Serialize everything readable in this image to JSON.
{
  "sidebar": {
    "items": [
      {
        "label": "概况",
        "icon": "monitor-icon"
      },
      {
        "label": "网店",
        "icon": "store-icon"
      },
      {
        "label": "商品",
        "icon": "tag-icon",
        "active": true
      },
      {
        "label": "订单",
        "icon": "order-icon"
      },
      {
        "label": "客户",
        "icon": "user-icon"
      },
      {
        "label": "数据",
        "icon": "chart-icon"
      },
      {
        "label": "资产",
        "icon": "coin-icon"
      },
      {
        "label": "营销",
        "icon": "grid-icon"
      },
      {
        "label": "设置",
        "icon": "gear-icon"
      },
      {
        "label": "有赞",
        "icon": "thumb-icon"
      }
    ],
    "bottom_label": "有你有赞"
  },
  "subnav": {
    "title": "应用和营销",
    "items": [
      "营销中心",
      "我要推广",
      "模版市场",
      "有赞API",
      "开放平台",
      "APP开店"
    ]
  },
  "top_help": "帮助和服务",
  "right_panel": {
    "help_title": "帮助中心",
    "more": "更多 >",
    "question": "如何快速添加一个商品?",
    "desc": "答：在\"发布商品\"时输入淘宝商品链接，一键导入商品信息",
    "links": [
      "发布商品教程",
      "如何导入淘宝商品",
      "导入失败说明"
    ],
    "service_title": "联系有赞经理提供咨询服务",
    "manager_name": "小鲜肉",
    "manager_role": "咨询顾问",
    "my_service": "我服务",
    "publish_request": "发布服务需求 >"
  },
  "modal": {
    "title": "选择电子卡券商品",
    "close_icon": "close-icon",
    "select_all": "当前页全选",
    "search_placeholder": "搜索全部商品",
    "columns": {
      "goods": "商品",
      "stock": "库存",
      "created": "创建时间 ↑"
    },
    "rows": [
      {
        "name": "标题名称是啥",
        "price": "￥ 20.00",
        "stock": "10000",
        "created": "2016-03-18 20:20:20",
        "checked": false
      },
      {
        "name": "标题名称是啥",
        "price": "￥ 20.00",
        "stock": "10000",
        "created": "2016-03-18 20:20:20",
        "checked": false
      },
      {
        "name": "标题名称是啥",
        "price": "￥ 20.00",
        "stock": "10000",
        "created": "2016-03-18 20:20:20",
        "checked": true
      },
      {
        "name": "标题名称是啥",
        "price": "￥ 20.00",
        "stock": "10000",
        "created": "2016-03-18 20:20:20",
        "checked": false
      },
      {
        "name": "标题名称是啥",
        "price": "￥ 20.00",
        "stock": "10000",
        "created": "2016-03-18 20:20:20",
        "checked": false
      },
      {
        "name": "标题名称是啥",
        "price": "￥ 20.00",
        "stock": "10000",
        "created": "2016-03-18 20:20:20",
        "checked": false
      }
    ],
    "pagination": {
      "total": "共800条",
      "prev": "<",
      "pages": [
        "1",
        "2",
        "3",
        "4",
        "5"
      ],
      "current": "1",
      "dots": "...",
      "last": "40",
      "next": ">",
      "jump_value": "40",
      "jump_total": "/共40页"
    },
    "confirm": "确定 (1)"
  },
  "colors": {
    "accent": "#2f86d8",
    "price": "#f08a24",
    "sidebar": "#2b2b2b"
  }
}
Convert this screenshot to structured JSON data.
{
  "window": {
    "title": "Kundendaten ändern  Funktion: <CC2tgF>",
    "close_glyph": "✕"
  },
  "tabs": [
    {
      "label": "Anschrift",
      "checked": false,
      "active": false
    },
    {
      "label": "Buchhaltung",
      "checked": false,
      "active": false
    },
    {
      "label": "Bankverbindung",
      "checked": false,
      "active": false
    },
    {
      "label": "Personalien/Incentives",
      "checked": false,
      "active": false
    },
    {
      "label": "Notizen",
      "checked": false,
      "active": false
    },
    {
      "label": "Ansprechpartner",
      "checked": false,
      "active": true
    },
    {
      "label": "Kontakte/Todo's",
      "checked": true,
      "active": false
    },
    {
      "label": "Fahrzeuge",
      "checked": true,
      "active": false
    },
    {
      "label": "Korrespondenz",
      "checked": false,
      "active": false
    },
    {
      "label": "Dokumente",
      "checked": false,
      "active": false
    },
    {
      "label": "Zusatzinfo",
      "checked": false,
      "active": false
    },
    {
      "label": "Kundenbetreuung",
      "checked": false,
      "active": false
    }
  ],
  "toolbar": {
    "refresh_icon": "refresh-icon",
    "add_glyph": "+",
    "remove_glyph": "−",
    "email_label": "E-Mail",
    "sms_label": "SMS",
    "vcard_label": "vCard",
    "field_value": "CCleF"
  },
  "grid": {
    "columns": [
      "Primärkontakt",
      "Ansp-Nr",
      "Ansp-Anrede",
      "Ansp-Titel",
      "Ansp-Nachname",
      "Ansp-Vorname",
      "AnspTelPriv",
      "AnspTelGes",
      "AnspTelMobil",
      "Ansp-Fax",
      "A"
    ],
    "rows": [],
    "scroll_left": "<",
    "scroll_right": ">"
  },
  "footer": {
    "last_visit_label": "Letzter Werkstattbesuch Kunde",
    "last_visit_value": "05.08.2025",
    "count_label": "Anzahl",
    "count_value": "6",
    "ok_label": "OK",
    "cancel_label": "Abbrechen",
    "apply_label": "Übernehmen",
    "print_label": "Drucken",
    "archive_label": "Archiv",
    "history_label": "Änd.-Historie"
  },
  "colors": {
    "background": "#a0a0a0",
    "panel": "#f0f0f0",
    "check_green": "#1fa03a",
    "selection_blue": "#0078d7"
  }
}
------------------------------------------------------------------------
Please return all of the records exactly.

Serialize everything readable in this image to JSON.
{
  "sidebar": {
    "items": [
      {
        "label": "概况",
        "icon": "monitor-icon"
      },
      {
        "label": "网店",
        "icon": "store-icon"
      },
      {
        "label": "商品",
        "icon": "tag-icon",
        "active": true
      },
      {
        "label": "订单",
        "icon": "order-icon"
      },
      {
        "label": "客户",
        "icon": "user-icon"
      },
      {
        "label": "数据",
        "icon": "chart-icon"
      },
      {
        "label": "资产",
        "icon": "coin-icon"
      },
      {
        "label": "营销",
        "icon": "grid-icon"
      },
      {
        "label": "设置",
        "icon": "gear-icon"
      },
      {
        "label": "有赞",
        "icon": "thumb-icon"
      }
    ],
    "bottom_label": "有你有赞"
  },
  "subnav": {
    "title": "应用和营销",
    "items": [
      "营销中心",
      "我要推广",
      "模版市场",
      "有赞API",
      "开放平台",
      "APP开店"
    ]
  },
  "top_help": "帮助和服务",
  "right_panel": {
    "help_title": "帮助中心",
    "more": "更多 >",
    "question": "如何快速添加一个商品?",
    "desc": "答：在\"发布商品\"时输入淘宝商品链接，一键导入商品信息",
    "links": [
      "发布商品教程",
      "如何导入淘宝商品",
      "导入失败说明"
    ],
    "service_title": "联系有赞经理提供咨询服务",
    "manager_name": "小鲜肉",
    "manager_role": "咨询顾问",
    "my_service": "我服务",
    "publish_request": "发布服务需求 >"
  },
  "modal": {
    "title": "选择电子卡券商品",
    "close_icon": "close-icon",
    "select_all": "当前页全选",
    "search_placeholder": "搜索全部商品",
    "columns": {
      "goods": "商品",
      "stock": "库存",
      "created": "创建时间 ↑"
    },
    "rows": [
      {
        "name": "标题名称是啥",
        "price": "￥ 20.00",
        "stock": "10000",
        "created": "2016-03-18 20:20:20",
        "checked": false
      },
      {
        "name": "标题名称是啥",
        "price": "￥ 20.00",
        "stock": "10000",
        "created": "2016-03-18 20:20:20",
        "checked": false
      },
      {
        "name": "标题名称是啥",
        "price": "￥ 20.00",
        "stock": "10000",
        "created": "2016-03-18 20:20:20",
        "checked": true
      },
      {
        "name": "标题名称是啥",
        "price": "￥ 20.00",
        "stock": "10000",
        "created": "2016-03-18 20:20:20",
        "checked": false
      },
      {
        "name": "标题名称是啥",
        "price": "￥ 20.00",
        "stock": "10000",
        "created": "2016-03-18 20:20:20",
        "checked": false
      },
      {
        "name": "标题名称是啥",
        "price": "￥ 20.00",
        "stock": "10000",
        "created": "2016-03-18 20:20:20",
        "checked": false
      }
    ],
    "pagination": {
      "total": "共800条",
      "prev": "<",
      "pages": [
        "1",
        "2",
        "3",
        "4",
        "5"
      ],
      "current": "1",
      "dots": "...",
      "last": "40",
      "next": ">",
      "jump_value": "40",
      "jump_total": "/共40页"
    },
    "confirm": "确定 (1)"
  },
  "colors": {
    "accent": "#2f86d8",
    "price": "#f08a24",
    "sidebar": "#2b2b2b"
  }
}
Convert this screenshot to structured JSON data.
{
  "window": {
    "title": "Kundendaten ändern  Funktion: <CC2tgF>",
    "close_glyph": "✕"
  },
  "tabs": [
    {
      "label": "Anschrift",
      "checked": false,
      "active": false
    },
    {
      "label": "Buchhaltung",
      "checked": false,
      "active": false
    },
    {
      "label": "Bankverbindung",
      "checked": false,
      "active": false
    },
    {
      "label": "Personalien/Incentives",
      "checked": false,
      "active": false
    },
    {
      "label": "Notizen",
      "checked": false,
      "active": false
    },
    {
      "label": "Ansprechpartner",
      "checked": false,
      "active": true
    },
    {
      "label": "Kontakte/Todo's",
      "checked": true,
      "active": false
    },
    {
      "label": "Fahrzeuge",
      "checked": true,
      "active": false
    },
    {
      "label": "Korrespondenz",
      "checked": false,
      "active": false
    },
    {
      "label": "Dokumente",
      "checked": false,
      "active": false
    },
    {
      "label": "Zusatzinfo",
      "checked": false,
      "active": false
    },
    {
      "label": "Kundenbetreuung",
      "checked": false,
      "active": false
    }
  ],
  "toolbar": {
    "refresh_icon": "refresh-icon",
    "add_glyph": "+",
    "remove_glyph": "−",
    "email_label": "E-Mail",
    "sms_label": "SMS",
    "vcard_label": "vCard",
    "field_value": "CCleF"
  },
  "grid": {
    "columns": [
      "Primärkontakt",
      "Ansp-Nr",
      "Ansp-Anrede",
      "Ansp-Titel",
      "Ansp-Nachname",
      "Ansp-Vorname",
      "AnspTelPriv",
      "AnspTelGes",
      "AnspTelMobil",
      "Ansp-Fax",
      "A"
    ],
    "rows": [],
    "scroll_left": "<",
    "scroll_right": ">"
  },
  "footer": {
    "last_visit_label": "Letzter Werkstattbesuch Kunde",
    "last_visit_value": "05.08.2025",
    "count_label": "Anzahl",
    "count_value": "6",
    "ok_label": "OK",
    "cancel_label": "Abbrechen",
    "apply_label": "Übernehmen",
    "print_label": "Drucken",
    "archive_label": "Archiv",
    "history_label": "Änd.-Historie"
  },
  "colors": {
    "background": "#a0a0a0",
    "panel": "#f0f0f0",
    "check_green": "#1fa03a",
    "selection_blue": "#0078d7"
  }
}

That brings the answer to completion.